**PROBLEM DETAILS**.
Go through the data below. List every line that holds the word "JSON".

**Data entries**.
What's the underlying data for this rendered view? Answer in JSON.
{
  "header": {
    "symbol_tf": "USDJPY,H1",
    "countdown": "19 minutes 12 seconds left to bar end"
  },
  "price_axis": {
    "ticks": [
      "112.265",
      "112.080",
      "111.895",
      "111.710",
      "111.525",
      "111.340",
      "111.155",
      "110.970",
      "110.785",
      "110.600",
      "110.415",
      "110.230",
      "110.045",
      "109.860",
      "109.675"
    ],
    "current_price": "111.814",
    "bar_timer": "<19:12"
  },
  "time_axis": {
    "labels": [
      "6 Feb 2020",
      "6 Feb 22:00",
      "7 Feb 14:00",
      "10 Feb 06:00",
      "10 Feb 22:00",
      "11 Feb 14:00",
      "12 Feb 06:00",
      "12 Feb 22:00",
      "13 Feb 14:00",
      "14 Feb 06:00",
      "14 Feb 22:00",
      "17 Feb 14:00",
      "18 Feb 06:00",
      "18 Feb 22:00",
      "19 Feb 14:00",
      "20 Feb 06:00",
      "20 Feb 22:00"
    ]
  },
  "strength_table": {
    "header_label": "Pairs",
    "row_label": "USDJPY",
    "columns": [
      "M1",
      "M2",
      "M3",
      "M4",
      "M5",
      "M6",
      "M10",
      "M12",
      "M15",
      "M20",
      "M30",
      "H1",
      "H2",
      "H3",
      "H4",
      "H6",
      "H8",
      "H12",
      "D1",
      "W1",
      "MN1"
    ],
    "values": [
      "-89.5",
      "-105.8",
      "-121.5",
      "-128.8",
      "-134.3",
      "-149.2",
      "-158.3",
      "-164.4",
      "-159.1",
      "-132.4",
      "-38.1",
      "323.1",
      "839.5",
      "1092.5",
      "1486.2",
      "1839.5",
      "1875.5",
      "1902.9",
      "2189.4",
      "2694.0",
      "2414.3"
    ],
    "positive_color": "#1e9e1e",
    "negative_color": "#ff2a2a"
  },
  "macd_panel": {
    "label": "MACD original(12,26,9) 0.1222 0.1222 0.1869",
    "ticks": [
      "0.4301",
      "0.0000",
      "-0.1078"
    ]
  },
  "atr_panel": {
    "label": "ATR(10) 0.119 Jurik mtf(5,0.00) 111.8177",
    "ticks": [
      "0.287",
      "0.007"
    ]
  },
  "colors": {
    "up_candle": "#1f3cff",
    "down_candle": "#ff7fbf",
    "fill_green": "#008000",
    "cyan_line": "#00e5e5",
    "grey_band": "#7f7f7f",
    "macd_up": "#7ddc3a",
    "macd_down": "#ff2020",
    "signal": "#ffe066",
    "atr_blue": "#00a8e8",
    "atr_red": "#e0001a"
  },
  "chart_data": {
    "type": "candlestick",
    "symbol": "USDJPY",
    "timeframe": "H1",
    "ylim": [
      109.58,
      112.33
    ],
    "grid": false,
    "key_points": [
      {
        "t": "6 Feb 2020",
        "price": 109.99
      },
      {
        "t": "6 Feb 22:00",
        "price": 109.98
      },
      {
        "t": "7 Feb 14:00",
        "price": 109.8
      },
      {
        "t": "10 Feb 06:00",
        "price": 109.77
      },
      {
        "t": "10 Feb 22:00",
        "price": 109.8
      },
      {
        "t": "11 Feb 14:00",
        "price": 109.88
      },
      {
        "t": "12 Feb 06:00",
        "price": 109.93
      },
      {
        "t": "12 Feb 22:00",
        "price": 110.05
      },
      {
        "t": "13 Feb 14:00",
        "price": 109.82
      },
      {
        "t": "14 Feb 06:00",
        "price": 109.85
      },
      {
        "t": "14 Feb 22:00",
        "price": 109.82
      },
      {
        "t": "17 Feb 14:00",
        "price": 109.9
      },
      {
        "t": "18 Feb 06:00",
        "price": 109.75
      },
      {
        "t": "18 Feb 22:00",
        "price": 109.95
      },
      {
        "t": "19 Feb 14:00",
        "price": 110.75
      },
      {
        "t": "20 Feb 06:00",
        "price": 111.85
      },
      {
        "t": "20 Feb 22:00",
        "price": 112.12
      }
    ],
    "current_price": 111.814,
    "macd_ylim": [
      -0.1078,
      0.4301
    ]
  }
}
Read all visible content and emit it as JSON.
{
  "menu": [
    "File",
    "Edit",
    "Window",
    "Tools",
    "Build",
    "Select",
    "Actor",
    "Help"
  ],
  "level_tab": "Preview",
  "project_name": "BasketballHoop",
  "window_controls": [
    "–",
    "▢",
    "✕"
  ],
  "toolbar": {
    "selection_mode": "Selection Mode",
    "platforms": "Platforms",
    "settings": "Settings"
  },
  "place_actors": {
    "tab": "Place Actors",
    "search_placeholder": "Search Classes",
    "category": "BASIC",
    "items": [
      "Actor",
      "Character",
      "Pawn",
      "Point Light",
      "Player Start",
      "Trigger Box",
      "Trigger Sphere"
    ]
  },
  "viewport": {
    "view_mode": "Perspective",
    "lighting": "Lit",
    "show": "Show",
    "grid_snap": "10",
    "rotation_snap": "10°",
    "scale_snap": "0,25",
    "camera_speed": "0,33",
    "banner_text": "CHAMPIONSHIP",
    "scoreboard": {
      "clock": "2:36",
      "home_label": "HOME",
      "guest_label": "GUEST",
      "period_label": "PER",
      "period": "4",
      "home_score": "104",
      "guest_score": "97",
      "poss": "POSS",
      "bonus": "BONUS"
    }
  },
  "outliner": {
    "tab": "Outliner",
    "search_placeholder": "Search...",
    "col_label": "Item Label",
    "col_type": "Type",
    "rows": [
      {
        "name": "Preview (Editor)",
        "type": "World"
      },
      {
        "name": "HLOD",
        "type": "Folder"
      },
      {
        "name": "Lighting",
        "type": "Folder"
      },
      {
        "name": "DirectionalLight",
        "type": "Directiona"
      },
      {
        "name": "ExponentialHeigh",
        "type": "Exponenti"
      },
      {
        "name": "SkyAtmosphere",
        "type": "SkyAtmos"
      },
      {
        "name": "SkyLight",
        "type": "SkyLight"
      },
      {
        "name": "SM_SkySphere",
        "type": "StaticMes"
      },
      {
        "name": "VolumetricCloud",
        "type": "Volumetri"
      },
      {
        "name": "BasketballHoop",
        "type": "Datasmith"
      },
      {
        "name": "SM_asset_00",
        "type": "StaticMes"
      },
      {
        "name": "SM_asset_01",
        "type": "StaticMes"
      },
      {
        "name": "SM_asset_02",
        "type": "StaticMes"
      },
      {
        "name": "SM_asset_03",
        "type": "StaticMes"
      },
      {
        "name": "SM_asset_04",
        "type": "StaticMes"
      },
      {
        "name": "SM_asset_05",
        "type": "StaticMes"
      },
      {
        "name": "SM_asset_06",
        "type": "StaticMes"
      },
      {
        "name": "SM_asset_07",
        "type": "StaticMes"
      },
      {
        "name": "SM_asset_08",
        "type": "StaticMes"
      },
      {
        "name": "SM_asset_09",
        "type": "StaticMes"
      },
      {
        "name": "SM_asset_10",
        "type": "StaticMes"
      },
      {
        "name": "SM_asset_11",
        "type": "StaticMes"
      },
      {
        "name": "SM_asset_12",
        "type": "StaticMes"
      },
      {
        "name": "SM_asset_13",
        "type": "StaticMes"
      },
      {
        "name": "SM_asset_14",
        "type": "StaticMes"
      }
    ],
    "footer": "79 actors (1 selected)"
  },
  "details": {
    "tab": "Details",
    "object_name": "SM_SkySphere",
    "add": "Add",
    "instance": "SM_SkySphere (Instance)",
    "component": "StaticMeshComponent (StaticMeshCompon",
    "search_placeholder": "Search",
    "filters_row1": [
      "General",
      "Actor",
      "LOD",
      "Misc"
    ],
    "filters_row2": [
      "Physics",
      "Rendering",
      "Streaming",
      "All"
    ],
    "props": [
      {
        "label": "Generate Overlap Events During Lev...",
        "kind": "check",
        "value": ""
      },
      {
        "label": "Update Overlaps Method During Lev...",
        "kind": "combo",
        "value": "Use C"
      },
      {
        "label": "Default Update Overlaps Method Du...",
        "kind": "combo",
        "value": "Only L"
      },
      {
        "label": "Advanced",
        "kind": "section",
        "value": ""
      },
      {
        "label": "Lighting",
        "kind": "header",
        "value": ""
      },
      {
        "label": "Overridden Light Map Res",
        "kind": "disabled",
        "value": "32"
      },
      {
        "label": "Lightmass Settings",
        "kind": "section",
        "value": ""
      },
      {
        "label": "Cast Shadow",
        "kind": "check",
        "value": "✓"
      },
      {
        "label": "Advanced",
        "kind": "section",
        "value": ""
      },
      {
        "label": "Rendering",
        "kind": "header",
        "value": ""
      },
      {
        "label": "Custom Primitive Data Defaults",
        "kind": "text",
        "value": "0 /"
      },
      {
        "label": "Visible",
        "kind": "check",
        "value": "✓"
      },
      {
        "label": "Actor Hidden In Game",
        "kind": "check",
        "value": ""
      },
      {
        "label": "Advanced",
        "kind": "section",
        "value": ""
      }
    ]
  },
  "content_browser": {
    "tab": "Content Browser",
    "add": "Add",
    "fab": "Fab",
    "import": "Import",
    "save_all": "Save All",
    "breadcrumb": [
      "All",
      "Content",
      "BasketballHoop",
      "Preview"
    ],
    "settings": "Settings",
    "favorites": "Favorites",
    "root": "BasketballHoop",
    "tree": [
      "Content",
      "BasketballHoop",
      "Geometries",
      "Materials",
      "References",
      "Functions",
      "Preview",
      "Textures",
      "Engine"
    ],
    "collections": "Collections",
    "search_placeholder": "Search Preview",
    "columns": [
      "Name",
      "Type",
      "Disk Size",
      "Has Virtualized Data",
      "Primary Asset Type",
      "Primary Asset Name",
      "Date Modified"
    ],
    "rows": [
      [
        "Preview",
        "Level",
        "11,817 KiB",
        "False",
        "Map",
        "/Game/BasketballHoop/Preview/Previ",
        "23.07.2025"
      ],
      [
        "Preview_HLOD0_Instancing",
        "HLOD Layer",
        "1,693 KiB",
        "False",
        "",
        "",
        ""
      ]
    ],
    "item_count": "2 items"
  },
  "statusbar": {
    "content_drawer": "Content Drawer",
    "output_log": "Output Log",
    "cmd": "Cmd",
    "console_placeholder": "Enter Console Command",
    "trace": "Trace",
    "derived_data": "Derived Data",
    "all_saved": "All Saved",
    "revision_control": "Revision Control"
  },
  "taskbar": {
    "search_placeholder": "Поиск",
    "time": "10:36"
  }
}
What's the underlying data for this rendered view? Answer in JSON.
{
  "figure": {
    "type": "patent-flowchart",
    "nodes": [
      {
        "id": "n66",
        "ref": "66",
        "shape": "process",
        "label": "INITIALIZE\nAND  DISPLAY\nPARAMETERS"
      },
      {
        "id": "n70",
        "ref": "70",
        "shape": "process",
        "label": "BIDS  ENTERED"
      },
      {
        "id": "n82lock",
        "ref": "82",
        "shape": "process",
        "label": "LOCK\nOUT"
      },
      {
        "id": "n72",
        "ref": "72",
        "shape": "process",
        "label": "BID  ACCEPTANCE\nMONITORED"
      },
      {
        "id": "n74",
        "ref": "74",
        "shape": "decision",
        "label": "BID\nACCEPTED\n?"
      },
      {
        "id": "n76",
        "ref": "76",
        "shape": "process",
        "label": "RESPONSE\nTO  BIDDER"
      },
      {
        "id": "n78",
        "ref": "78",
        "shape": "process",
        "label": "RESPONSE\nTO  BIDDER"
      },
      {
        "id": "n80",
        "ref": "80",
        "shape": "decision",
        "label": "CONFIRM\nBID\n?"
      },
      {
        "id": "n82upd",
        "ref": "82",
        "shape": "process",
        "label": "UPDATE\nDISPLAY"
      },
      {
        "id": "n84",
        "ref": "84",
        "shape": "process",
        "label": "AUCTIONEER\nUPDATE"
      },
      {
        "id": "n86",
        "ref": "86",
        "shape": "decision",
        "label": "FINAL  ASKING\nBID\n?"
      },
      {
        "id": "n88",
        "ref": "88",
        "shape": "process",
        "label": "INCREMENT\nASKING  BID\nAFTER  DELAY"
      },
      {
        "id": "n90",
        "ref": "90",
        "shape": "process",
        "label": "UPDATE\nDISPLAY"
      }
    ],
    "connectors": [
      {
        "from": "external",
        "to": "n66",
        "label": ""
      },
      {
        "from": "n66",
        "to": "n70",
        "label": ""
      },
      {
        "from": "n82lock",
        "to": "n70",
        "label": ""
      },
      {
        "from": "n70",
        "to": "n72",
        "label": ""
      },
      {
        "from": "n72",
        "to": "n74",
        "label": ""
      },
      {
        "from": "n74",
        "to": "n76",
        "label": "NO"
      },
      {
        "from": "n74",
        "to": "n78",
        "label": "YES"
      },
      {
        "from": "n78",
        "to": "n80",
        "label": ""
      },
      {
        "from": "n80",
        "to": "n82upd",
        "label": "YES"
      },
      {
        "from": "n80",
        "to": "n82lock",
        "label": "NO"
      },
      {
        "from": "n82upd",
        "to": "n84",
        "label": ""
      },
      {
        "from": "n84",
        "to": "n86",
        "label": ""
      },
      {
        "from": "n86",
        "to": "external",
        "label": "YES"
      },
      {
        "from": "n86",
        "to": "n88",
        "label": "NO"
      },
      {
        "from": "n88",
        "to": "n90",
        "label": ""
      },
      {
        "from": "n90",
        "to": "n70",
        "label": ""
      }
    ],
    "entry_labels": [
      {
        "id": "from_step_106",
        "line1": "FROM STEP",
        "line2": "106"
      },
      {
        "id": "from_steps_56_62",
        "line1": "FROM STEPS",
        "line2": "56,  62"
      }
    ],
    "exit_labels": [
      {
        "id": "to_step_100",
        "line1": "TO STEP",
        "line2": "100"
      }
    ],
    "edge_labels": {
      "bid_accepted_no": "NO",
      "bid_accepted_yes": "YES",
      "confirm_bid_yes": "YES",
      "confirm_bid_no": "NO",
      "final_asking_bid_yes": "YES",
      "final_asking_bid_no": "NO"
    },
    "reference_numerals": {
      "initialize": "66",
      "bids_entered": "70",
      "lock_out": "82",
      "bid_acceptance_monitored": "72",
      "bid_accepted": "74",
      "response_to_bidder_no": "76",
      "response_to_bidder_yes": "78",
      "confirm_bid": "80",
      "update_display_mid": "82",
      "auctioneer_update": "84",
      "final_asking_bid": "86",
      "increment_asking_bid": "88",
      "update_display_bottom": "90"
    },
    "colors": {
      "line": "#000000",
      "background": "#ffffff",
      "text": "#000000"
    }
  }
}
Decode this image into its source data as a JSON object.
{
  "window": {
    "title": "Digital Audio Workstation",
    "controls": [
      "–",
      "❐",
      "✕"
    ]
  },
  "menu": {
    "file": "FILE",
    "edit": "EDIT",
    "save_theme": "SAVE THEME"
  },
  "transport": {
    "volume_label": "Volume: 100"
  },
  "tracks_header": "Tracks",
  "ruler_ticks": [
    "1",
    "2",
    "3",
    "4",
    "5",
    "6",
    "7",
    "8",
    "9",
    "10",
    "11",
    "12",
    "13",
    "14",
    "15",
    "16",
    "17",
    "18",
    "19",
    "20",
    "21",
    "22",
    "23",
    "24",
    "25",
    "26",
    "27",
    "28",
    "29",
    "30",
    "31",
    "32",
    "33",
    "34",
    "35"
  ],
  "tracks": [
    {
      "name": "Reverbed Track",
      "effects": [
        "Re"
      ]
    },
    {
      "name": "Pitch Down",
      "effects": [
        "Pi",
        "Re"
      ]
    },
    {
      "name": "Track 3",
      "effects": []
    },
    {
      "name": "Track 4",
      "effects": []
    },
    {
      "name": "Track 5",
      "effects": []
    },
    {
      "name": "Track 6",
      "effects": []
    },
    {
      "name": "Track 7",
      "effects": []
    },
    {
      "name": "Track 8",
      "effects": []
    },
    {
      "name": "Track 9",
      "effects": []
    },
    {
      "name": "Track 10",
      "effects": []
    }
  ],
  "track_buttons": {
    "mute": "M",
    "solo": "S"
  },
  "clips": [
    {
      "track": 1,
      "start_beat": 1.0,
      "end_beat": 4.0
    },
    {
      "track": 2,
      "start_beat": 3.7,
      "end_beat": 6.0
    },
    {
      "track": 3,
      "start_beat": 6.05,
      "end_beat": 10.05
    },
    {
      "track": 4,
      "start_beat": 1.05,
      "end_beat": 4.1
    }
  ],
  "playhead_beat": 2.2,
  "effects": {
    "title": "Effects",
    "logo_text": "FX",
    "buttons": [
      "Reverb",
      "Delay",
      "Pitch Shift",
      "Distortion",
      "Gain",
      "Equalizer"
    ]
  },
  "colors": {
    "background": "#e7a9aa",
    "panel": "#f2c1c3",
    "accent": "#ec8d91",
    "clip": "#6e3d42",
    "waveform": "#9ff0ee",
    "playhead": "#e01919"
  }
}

**WRITTEN REPLY**.
What's the underlying data for this rendered view? Answer in JSON.
Read all visible content and emit it as JSON.
What's the underlying data for this rendered view? Answer in JSON.
Decode this image into its source data as a JSON object.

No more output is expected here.